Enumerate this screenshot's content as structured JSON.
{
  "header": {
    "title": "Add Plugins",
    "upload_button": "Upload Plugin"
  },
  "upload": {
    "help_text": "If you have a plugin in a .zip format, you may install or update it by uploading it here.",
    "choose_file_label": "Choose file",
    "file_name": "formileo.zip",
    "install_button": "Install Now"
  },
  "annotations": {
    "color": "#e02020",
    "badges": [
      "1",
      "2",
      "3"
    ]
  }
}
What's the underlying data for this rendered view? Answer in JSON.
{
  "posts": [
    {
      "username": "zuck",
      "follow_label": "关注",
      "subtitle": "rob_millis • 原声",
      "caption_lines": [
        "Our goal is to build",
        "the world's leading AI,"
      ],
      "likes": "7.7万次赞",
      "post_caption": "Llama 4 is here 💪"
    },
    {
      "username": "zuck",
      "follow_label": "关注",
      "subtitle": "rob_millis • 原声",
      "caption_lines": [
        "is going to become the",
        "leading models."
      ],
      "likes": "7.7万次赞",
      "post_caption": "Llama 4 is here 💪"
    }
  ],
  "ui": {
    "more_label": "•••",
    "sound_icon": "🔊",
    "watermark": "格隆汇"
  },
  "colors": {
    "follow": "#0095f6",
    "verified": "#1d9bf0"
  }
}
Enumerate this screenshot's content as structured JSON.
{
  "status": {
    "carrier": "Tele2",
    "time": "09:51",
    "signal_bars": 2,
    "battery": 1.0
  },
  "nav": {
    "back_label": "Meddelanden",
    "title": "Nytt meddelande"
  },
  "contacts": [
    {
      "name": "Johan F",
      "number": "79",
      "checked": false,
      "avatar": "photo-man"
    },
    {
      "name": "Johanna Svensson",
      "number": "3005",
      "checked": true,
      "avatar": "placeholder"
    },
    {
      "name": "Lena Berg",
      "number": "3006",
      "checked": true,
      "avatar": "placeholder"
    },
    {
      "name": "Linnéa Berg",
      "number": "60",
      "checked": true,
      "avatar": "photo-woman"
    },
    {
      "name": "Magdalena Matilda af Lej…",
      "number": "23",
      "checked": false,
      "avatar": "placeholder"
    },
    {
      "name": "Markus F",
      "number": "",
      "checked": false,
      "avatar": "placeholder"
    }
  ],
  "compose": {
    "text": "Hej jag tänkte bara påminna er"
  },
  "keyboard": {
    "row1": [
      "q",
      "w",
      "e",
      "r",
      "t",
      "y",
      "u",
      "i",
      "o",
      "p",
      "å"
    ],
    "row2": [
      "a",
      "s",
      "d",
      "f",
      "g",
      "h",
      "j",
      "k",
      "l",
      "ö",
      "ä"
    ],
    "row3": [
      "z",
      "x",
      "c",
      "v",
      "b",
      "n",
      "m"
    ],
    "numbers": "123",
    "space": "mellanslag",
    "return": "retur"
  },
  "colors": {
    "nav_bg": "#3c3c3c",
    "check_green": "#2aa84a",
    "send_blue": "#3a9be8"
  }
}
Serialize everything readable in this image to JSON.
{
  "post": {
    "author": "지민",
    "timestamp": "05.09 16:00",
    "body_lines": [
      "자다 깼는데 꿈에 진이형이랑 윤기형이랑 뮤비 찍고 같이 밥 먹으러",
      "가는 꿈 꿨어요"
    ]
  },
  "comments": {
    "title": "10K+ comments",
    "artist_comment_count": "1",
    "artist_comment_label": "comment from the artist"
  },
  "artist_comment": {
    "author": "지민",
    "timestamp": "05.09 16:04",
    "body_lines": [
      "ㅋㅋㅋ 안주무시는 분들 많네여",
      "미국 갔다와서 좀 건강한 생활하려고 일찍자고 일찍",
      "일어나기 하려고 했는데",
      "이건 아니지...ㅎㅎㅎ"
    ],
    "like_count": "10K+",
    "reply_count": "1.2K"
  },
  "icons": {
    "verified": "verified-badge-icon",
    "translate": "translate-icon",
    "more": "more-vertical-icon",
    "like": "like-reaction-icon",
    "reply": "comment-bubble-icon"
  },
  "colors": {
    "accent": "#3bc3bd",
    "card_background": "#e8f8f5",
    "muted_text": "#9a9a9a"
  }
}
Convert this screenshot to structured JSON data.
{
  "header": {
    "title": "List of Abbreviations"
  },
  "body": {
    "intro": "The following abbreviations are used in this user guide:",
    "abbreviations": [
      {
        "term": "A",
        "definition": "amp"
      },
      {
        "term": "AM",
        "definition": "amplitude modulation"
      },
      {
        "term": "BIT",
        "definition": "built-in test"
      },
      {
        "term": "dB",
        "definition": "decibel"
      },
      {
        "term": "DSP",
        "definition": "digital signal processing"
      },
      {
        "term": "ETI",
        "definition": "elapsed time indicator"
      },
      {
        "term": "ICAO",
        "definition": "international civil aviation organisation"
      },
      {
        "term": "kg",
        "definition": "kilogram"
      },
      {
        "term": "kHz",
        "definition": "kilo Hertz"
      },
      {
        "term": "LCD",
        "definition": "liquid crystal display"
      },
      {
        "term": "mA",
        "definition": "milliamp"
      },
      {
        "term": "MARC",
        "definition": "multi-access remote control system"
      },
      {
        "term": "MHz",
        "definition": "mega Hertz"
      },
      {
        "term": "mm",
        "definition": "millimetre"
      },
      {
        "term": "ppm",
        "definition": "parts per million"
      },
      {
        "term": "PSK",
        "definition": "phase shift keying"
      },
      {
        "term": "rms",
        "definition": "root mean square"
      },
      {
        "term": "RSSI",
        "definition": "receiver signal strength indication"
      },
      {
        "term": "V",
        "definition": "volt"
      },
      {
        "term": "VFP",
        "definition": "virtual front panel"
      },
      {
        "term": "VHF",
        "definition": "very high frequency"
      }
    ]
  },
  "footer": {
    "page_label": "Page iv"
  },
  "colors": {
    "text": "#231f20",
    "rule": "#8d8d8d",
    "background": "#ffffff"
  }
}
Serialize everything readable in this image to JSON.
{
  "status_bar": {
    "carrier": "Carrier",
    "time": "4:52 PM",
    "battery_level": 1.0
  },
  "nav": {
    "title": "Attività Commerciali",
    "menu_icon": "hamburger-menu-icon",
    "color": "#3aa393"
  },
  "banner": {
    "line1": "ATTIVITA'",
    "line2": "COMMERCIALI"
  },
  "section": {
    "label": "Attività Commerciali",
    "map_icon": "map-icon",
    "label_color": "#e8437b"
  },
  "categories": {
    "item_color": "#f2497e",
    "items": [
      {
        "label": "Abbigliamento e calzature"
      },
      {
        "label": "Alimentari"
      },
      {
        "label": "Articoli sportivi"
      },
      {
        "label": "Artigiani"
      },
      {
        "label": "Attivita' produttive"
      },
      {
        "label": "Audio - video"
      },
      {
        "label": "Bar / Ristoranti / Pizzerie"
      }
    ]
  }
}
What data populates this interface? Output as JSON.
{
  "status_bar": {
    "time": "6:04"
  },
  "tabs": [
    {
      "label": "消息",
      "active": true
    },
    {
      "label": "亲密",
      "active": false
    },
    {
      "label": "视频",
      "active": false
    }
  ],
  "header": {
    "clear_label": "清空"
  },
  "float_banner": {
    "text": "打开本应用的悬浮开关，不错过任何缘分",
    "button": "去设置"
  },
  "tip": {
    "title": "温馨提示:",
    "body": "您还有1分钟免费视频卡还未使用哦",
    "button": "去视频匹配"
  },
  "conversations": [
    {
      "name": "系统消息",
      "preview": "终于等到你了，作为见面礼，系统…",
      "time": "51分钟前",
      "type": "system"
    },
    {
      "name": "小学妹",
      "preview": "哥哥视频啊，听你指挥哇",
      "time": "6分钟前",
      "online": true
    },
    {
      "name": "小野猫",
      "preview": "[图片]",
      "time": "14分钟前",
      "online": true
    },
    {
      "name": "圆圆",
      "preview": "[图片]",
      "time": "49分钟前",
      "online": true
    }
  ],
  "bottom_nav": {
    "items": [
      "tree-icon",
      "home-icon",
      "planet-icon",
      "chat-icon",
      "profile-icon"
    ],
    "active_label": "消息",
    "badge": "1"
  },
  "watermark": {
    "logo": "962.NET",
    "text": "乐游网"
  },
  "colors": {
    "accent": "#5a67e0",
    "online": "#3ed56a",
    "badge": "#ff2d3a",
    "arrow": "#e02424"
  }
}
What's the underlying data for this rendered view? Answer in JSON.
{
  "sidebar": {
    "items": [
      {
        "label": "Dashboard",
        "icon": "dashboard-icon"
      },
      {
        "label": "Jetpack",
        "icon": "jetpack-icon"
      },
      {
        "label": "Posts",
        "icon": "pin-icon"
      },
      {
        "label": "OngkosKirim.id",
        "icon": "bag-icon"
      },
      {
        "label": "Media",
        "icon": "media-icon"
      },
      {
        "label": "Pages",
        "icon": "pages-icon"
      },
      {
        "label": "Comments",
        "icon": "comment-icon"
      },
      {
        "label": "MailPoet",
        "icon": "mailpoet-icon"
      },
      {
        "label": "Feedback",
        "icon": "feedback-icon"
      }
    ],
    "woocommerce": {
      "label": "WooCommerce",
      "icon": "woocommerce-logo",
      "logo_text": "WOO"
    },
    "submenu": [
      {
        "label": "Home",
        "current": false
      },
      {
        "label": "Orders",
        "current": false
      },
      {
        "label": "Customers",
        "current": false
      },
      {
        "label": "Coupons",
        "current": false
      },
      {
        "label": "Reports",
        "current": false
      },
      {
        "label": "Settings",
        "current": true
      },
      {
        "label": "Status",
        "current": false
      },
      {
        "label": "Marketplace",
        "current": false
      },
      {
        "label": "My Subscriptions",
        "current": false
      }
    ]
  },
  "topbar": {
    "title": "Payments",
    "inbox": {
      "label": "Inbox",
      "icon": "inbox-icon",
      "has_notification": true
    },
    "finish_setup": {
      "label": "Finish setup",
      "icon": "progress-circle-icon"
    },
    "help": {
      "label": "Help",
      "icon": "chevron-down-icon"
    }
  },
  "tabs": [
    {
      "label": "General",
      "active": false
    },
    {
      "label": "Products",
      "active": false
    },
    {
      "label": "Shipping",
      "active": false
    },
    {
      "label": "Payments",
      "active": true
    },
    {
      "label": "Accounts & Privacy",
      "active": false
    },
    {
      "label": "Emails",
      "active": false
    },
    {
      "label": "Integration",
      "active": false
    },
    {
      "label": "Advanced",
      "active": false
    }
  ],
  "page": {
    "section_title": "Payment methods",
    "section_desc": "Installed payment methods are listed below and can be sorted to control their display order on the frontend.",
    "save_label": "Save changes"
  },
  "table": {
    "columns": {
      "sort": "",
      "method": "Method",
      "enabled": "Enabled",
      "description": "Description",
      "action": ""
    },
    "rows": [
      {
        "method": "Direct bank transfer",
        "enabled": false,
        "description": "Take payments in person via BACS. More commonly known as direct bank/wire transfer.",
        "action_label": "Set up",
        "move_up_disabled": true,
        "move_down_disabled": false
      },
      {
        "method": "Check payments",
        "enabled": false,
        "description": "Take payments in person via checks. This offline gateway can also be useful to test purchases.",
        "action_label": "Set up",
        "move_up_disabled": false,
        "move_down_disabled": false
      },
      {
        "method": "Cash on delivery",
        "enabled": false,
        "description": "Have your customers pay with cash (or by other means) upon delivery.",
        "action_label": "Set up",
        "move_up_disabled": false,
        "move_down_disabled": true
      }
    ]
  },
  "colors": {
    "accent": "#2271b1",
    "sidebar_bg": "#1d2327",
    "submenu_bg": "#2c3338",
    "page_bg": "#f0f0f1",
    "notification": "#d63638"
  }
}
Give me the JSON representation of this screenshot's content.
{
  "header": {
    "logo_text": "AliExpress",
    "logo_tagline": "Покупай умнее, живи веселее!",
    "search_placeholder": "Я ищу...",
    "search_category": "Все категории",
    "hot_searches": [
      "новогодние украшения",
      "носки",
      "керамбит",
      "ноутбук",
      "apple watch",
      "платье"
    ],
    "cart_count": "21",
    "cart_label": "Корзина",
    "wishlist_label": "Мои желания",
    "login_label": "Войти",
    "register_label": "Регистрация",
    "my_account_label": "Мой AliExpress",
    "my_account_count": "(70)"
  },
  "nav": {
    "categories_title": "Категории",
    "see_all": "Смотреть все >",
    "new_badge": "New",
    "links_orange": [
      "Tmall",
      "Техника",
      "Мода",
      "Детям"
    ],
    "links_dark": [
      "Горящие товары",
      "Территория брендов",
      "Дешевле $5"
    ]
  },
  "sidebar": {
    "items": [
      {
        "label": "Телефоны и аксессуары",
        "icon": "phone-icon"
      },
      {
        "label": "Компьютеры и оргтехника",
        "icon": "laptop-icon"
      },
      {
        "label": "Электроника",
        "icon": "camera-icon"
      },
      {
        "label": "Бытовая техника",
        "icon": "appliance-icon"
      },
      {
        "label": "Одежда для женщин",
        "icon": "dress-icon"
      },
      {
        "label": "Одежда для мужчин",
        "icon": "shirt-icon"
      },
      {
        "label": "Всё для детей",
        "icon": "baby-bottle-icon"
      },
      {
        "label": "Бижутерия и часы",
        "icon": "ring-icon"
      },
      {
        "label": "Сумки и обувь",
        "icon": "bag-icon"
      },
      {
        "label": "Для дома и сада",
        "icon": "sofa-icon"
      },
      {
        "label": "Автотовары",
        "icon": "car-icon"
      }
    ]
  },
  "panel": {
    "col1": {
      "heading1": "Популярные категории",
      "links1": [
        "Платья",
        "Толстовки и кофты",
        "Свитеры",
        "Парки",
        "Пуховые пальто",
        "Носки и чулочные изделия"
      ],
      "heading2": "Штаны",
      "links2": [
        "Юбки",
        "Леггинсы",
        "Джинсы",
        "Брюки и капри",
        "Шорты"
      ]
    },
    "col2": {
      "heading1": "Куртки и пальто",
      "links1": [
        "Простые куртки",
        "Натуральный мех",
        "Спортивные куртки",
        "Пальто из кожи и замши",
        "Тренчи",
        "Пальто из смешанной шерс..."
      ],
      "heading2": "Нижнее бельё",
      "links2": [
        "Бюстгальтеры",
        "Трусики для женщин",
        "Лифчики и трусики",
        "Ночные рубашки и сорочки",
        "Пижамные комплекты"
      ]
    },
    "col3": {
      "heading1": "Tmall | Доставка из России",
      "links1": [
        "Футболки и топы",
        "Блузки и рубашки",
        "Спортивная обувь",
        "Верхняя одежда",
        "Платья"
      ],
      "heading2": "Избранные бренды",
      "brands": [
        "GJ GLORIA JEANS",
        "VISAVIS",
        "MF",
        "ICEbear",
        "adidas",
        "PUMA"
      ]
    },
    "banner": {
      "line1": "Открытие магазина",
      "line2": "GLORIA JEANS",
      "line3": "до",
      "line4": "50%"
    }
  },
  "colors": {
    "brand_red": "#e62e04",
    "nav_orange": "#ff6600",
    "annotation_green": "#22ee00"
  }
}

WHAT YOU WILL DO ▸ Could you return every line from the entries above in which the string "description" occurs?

ANSWER TO THIS EXERCISE ▸
      "description": "Description",
        "description": "Take payments in person via BACS. More commonly known as direct bank/wire transfer.",
        "description": "Take payments in person via checks. This offline gateway can also be useful to test purchases.",
        "description": "Have your customers pay with cash (or by other means) upon delivery.",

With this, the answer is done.